Cool stuff: Your 2007 holiday gift guide
- — 06 December, 2007 12:40
Archos offers the 705 WiFi, which has a 7-in. screen, but the beauty of the 605 WiFi is the balance it strikes between compactness and viewability. At 4.8 by 3.2 by 0.6 in. for the 30GB model, it delivers outstanding video quality in a surprisingly small package.
Price: 30GB, US$279-US$299; 80GB, US$329-US$350; 160GB, US$379-US$450
Summary: IPods are wonderful, but mobile videophiles need the greater storage and larger screen offered by the highly competent and reasonably priced Archos 605 WiFi. David Haskin
Noise-canceling headphones: Aurvana X-Fi
Creative Technology's new noise-canceling headphones have accomplished a previously unthinkable feat by besting Bose's legendary QuietComfort 2 headphones with a combination of cushy comfort and excellent sound quality.
While the noise-canceling features of the Aurvana X-Fi headphones will be of great convenience to frequent fliers, the most impressive and unique attribute is Creative's integration of its proprietary X-Fi technology directly into the headphones.
Essentially an algorithm devised to restore high and low sounds that are lost during the compression of digital music, the X-Fi Crystallizer delivers a marked increase in sound quality with no distortion at all.
The headphones also feature Creative's X-Fi CMSS-3D technology, which simulates a home theater surround-sound environment, making them perfect for watching movies. Both of these features, as well as the noise-canceling functionality, can be activated or deactivated at any time.
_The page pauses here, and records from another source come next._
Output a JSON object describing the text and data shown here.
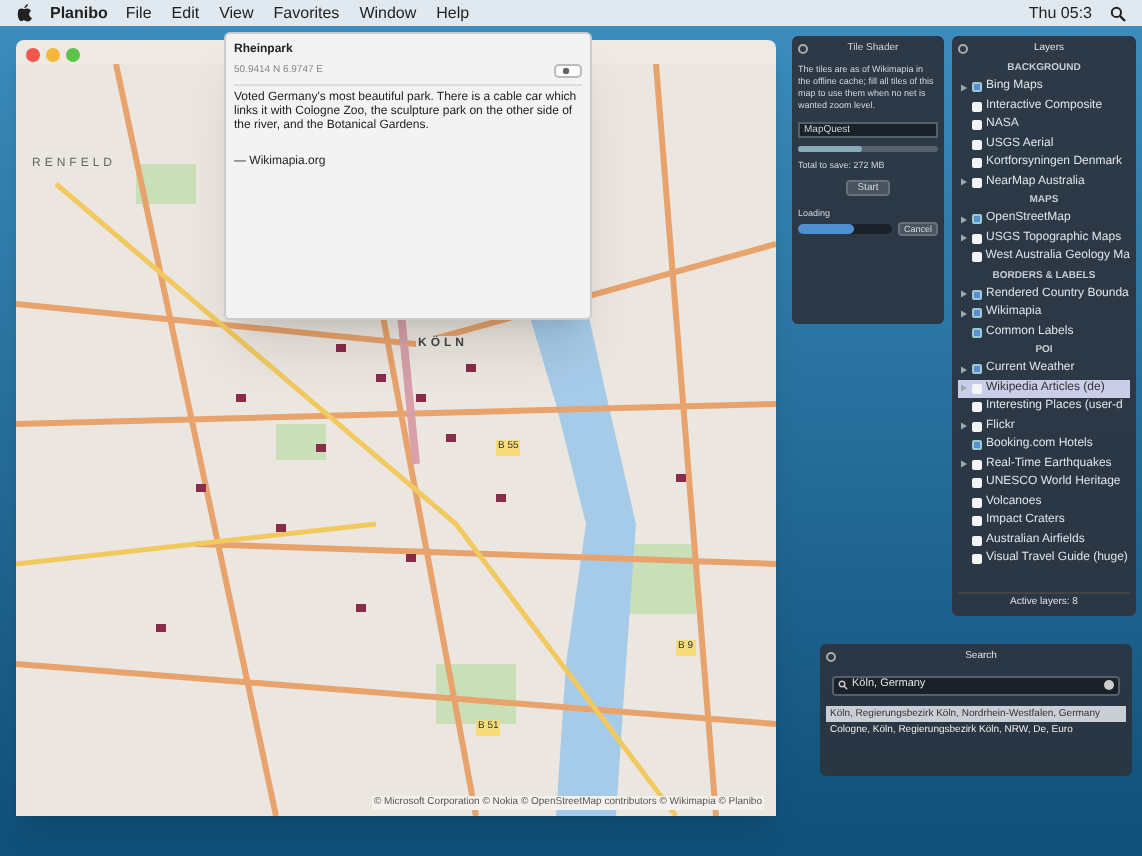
{
  "menu_bar": {
    "app": "Planibo",
    "menus": [
      "File",
      "Edit",
      "View",
      "Favorites",
      "Window",
      "Help"
    ],
    "clock": "Thu 05:3"
  },
  "map": {
    "labels": [
      {
        "text": "RENFELD",
        "kind": "district"
      },
      {
        "text": "KÖLN",
        "kind": "city"
      },
      {
        "text": "B 55",
        "kind": "road"
      },
      {
        "text": "B 9",
        "kind": "road"
      },
      {
        "text": "B 51",
        "kind": "road"
      }
    ],
    "attribution": "© Microsoft Corporation © Nokia © OpenStreetMap contributors © Wikimapia © Planibo"
  },
  "popup": {
    "title": "Rheinpark",
    "coordinates": "50.9414 N 6.9747 E",
    "description": "Voted Germany's most beautiful park. There is a cable car which links it with Cologne Zoo, the sculpture park on the other side of the river, and the Botanical Gardens.",
    "source": "— Wikimapia.org"
  },
  "tile_shader": {
    "title": "Tile Shader",
    "description": "The tiles are as of Wikimapia in the offline cache; fill all tiles of this map to use them when no net is wanted zoom level.",
    "source_field": "MapQuest",
    "slider": {
      "level": 0.45
    },
    "size": "Total to save: 272 MB",
    "start_button": "Start",
    "progress": {
      "label": "Loading",
      "level": 0.6
    },
    "cancel_button": "Cancel"
  },
  "layers": {
    "title": "Layers",
    "sections": [
      {
        "heading": "BACKGROUND",
        "items": [
          {
            "label": "Bing Maps",
            "checked": true,
            "expandable": true,
            "selected": false
          },
          {
            "label": "Interactive Composite",
            "checked": false,
            "expandable": false,
            "selected": false
          },
          {
            "label": "NASA",
            "checked": false,
            "expandable": false,
            "selected": false
          },
          {
            "label": "USGS Aerial",
            "checked": false,
            "expandable": false,
            "selected": false
          },
          {
            "label": "Kortforsyningen Denmark",
            "checked": false,
            "expandable": false,
            "selected": false
          },
          {
            "label": "NearMap Australia",
            "checked": false,
            "expandable": true,
            "selected": false
          }
        ]
      },
      {
        "heading": "MAPS",
        "items": [
          {
            "label": "OpenStreetMap",
            "checked": true,
            "expandable": true,
            "selected": false
          },
          {
            "label": "USGS Topographic Maps",
            "checked": false,
            "expandable": true,
            "selected": false
          },
          {
            "label": "West Australia Geology Ma",
            "checked": false,
            "expandable": false,
            "selected": false
          }
        ]
      },
      {
        "heading": "BORDERS & LABELS",
        "items": [
          {
            "label": "Rendered Country Bounda",
            "checked": true,
            "expandable": true,
            "selected": false
          },
          {
            "label": "Wikimapia",
            "checked": true,
            "expandable": true,
            "selected": false
          },
          {
            "label": "Common Labels",
            "checked": true,
            "expandable": false,
            "selected": false
          }
        ]
      },
      {
        "heading": "POI",
        "items": [
          {
            "label": "Current Weather",
            "checked": true,
            "expandable": true,
            "selected": false
          },
          {
            "label": "Wikipedia Articles (de)",
            "checked": false,
            "expandable": true,
            "selected": true
          },
          {
            "label": "Interesting Places (user-d",
            "checked": false,
            "expandable": false,
            "selected": false
          },
          {
            "label": "Flickr",
            "checked": false,
            "expandable": true,
            "selected": false
          },
          {
            "label": "Booking.com Hotels",
            "checked": true,
            "expandable": false,
            "selected": false
          },
          {
            "label": "Real-Time Earthquakes",
            "checked": false,
            "expandable": true,
            "selected": false
          },
          {
            "label": "UNESCO World Heritage",
            "checked": false,
            "expandable": false,
            "selected": false
          },
          {
            "label": "Volcanoes",
            "checked": false,
            "expandable": false,
            "selected": false
          },
          {
            "label": "Impact Craters",
            "checked": false,
            "expandable": false,
            "selected": false
          },
          {
            "label": "Australian Airfields",
            "checked": false,
            "expandable": false,
            "selected": false
          },
          {
            "label": "Visual Travel Guide (huge)",
            "checked": false,
            "expandable": false,
            "selected": false
          }
        ]
      }
    ],
    "footer": "Active layers: 8"
  },
  "search": {
    "title": "Search",
    "query": "Köln, Germany",
    "results": [
      {
        "text": "Köln, Regierungsbezirk Köln, Nordrhein-Westfalen, Germany",
        "selected": true
      },
      {
        "text": "Cologne, Köln, Regierungsbezirk Köln, NRW, De, Euro",
        "selected": false
      }
    ]
  }
}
With earpieces crafted out of soft simulated leather and a fairly light profile, the Aurvana headset is an ideal holiday gift for the traveler in your life.
Aurvana X-Fi Noise-Canceling Headphones from Creative Technology Ltd.
Summary: Creative has integrated its proprietary X-Fi technology into these noise-canceling headphones to deliver superior sound quality. George Jones
GPS device: Garmin Nuvi 200
The Garmin Nuvi 200 is a great entry into the world of Global Positioning System (GPS) devices. At about 4 by 3 in. in size, it can be mounted in your vehicle or carried for pedestrian travel or activities such as geocaching.
The entry-level device, which can be found on the Web for about US$200, doesn't include fancy extras such as Bluetooth capability or MP3 playback. But it does come with a picture viewer, a world travel clock, a currency and measurement converter and a calculator.
The Nuvi 200 includes preloaded maps of the continental US, Hawaii and Puerto Rico (other model numbers come with different map packages). With just a few pokes at the touch-screen display, you can be on your way to specific addresses or even "points of interest" such as the nearest ATM, restaurant, hospital or hotel (13 categories in all). It can also accommodate an SD memory card that lets you add your own points of interest. The maps are generally accurate and up to date, although in about one month of use I did find it chooses to completely ignore one shortcut near my home, instead sending me on a longer route.
For GPS navigation, it includes the options of a 3-D or flat map display, auto, bicycle or pedestrian travel modes and feature avoidance (for bypassing toll roads, for example). You can choose to travel by the fastest time or shortest route. You can even choose different vehicle icons, in case you want to pretend you're driving a monster truck, for example.